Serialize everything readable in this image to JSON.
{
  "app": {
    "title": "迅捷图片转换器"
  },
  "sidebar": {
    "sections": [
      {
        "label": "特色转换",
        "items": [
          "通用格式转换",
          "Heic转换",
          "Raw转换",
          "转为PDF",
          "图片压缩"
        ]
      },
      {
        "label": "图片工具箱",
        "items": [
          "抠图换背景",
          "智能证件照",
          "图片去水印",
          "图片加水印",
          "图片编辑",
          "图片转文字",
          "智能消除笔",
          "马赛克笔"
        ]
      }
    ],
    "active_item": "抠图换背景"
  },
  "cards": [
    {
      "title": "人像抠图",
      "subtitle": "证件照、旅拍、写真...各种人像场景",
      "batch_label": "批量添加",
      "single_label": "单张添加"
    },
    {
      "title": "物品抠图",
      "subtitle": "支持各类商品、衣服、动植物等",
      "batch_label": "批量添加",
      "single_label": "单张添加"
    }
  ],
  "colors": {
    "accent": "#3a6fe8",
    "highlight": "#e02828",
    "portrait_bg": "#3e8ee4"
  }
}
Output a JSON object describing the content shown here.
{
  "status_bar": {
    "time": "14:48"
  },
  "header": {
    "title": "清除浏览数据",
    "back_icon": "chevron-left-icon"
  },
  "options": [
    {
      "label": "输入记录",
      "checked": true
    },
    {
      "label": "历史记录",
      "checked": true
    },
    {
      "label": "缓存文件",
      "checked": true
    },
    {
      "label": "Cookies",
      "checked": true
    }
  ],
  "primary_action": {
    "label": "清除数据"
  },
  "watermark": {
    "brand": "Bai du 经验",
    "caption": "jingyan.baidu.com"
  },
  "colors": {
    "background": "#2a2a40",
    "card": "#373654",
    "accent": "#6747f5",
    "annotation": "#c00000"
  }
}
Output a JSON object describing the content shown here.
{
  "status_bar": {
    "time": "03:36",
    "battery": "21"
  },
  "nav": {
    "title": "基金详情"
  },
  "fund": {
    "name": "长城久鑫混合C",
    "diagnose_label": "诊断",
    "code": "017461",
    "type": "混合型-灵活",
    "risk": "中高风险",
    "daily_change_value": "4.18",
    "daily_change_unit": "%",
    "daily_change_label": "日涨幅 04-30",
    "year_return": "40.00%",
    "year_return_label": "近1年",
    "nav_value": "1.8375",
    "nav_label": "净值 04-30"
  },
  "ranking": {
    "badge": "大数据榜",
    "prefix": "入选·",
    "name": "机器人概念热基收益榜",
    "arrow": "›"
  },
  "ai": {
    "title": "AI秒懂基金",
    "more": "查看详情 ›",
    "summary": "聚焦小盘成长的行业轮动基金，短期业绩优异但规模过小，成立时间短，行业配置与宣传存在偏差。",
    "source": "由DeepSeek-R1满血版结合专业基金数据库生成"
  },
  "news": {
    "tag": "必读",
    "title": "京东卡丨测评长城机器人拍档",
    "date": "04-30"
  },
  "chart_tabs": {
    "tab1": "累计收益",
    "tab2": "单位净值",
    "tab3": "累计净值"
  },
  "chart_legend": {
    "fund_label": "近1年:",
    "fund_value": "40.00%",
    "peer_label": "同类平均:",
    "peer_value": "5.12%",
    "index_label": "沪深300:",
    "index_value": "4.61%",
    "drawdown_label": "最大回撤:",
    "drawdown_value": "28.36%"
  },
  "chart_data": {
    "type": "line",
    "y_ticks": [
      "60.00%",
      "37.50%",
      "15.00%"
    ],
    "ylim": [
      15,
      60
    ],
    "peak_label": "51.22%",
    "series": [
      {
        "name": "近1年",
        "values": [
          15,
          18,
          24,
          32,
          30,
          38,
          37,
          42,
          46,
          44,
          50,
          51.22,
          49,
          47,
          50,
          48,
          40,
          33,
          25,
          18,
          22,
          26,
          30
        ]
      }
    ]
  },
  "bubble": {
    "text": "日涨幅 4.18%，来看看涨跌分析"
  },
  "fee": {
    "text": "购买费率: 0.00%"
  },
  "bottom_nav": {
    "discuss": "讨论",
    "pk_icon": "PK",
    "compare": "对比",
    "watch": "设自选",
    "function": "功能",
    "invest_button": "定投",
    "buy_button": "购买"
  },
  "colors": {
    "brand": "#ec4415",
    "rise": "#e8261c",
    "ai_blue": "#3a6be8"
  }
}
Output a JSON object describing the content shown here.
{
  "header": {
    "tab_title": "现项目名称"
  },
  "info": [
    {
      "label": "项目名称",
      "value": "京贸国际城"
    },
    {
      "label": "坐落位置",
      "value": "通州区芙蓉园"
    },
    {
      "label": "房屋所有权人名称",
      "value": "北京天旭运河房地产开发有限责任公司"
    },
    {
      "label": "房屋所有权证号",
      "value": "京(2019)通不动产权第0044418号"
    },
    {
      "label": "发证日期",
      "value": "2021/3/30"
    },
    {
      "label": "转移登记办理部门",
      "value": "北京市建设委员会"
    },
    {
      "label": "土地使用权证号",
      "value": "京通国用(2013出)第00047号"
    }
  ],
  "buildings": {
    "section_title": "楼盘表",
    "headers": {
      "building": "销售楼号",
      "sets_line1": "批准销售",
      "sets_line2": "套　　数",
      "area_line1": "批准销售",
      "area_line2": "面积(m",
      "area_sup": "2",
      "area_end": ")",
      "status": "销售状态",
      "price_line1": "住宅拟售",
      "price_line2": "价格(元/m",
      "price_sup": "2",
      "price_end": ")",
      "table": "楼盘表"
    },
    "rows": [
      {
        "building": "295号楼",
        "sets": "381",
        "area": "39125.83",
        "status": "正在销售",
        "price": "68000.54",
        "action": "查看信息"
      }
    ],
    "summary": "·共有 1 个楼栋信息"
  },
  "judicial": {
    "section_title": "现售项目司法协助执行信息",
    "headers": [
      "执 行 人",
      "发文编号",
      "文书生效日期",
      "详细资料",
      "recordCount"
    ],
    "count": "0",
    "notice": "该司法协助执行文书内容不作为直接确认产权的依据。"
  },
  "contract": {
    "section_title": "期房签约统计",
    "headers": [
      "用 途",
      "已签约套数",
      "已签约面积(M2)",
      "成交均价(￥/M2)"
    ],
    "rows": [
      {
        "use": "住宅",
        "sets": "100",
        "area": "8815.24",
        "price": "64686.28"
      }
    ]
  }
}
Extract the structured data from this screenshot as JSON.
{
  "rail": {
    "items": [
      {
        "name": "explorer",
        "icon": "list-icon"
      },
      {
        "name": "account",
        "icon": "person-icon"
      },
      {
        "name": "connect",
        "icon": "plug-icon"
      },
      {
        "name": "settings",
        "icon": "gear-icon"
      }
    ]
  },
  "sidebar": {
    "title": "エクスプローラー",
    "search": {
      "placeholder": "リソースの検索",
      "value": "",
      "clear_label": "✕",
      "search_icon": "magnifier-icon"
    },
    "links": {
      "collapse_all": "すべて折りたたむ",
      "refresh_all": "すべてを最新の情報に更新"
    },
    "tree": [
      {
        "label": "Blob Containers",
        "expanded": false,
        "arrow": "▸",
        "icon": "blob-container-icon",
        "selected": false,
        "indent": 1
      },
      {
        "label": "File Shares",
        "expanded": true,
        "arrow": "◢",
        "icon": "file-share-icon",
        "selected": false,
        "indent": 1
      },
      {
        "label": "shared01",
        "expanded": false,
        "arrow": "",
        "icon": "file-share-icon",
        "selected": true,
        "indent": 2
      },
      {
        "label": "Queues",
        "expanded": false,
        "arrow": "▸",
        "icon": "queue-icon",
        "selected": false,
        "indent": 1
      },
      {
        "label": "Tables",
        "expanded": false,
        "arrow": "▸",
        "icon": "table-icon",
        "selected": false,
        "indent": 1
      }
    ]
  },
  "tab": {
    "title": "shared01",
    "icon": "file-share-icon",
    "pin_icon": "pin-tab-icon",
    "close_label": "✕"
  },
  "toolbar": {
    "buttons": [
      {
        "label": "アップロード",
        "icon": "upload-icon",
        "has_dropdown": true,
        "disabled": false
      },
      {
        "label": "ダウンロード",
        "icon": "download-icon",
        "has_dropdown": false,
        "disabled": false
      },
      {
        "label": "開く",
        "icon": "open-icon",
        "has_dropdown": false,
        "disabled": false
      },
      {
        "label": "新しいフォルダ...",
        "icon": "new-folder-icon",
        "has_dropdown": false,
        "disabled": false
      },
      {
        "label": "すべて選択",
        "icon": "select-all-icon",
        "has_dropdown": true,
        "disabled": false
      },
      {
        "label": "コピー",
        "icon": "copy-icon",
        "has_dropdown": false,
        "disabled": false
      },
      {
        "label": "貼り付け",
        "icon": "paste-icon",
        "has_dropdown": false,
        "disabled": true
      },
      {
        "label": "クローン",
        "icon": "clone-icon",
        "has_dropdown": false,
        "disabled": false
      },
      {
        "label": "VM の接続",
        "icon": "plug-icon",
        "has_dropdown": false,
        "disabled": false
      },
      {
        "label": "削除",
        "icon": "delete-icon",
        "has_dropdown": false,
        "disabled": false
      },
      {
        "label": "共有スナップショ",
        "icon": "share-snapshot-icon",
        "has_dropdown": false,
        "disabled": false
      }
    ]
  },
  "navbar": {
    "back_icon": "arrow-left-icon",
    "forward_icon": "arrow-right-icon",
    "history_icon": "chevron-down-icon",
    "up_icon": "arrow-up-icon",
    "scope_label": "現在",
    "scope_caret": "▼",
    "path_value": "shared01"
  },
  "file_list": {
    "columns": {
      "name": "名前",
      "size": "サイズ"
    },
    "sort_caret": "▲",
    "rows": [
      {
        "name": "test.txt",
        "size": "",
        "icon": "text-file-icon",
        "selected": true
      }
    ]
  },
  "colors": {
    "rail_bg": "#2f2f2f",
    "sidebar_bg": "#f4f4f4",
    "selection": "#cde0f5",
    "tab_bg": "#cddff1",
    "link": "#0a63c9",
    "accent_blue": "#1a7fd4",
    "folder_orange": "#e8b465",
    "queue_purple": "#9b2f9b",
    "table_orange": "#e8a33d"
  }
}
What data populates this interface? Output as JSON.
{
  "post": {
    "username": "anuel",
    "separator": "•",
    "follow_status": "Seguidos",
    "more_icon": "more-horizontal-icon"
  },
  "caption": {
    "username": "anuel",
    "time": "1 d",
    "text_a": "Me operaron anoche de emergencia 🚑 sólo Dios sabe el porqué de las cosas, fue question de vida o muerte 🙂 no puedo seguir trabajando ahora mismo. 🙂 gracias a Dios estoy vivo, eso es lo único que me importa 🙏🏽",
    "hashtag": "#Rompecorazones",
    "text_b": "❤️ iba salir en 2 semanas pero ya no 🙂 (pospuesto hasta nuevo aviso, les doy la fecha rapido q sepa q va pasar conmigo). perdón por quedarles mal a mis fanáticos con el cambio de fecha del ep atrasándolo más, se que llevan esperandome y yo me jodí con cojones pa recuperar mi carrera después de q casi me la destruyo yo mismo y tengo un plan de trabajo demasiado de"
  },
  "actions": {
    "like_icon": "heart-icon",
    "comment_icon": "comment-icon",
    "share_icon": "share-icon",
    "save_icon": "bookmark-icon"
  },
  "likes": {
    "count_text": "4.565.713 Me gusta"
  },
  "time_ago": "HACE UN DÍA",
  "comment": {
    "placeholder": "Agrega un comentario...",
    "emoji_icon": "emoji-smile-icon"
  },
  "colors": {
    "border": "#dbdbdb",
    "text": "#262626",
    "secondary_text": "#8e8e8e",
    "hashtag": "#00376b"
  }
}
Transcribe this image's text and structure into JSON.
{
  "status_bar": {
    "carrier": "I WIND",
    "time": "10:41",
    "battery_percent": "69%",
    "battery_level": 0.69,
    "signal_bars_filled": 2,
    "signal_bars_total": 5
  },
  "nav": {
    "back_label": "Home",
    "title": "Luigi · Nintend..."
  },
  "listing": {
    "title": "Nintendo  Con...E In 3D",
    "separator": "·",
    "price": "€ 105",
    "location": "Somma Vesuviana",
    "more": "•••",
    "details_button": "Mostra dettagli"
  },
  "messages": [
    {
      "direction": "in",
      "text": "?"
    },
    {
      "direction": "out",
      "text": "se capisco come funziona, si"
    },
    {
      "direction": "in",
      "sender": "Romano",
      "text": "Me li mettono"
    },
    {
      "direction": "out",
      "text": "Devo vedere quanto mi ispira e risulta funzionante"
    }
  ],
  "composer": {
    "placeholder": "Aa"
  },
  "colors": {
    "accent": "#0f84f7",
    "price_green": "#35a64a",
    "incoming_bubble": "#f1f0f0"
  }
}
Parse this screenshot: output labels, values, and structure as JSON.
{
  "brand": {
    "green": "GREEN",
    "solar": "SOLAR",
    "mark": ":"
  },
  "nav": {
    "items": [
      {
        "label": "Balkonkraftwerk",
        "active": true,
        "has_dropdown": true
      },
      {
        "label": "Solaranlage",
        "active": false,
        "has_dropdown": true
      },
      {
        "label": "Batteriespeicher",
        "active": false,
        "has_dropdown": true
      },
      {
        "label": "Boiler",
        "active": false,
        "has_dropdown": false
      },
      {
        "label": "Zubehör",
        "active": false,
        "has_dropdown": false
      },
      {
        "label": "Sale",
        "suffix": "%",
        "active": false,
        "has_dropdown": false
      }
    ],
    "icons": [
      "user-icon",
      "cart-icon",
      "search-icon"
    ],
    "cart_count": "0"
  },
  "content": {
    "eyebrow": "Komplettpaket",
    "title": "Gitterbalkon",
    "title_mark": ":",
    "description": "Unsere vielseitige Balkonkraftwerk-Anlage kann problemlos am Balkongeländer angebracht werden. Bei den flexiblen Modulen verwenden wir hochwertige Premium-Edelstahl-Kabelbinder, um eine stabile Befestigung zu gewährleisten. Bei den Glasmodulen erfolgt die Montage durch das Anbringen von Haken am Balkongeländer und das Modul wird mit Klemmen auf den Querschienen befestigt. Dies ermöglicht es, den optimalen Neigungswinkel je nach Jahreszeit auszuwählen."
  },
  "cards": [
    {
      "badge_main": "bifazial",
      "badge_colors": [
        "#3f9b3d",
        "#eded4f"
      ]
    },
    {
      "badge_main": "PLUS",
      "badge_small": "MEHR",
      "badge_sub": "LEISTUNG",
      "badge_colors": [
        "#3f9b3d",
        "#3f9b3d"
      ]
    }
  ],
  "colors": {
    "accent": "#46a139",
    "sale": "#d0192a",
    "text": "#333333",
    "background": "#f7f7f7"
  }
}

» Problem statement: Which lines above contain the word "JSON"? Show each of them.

» Solution to the problem:
Serialize everything readable in this image to JSON.
Output a JSON object describing the content shown here.
Output a JSON object describing the content shown here.
Output a JSON object describing the content shown here.
Extract the structured data from this screenshot as JSON.
What data populates this interface? Output as JSON.
Transcribe this image's text and structure into JSON.
Parse this screenshot: output labels, values, and structure as JSON.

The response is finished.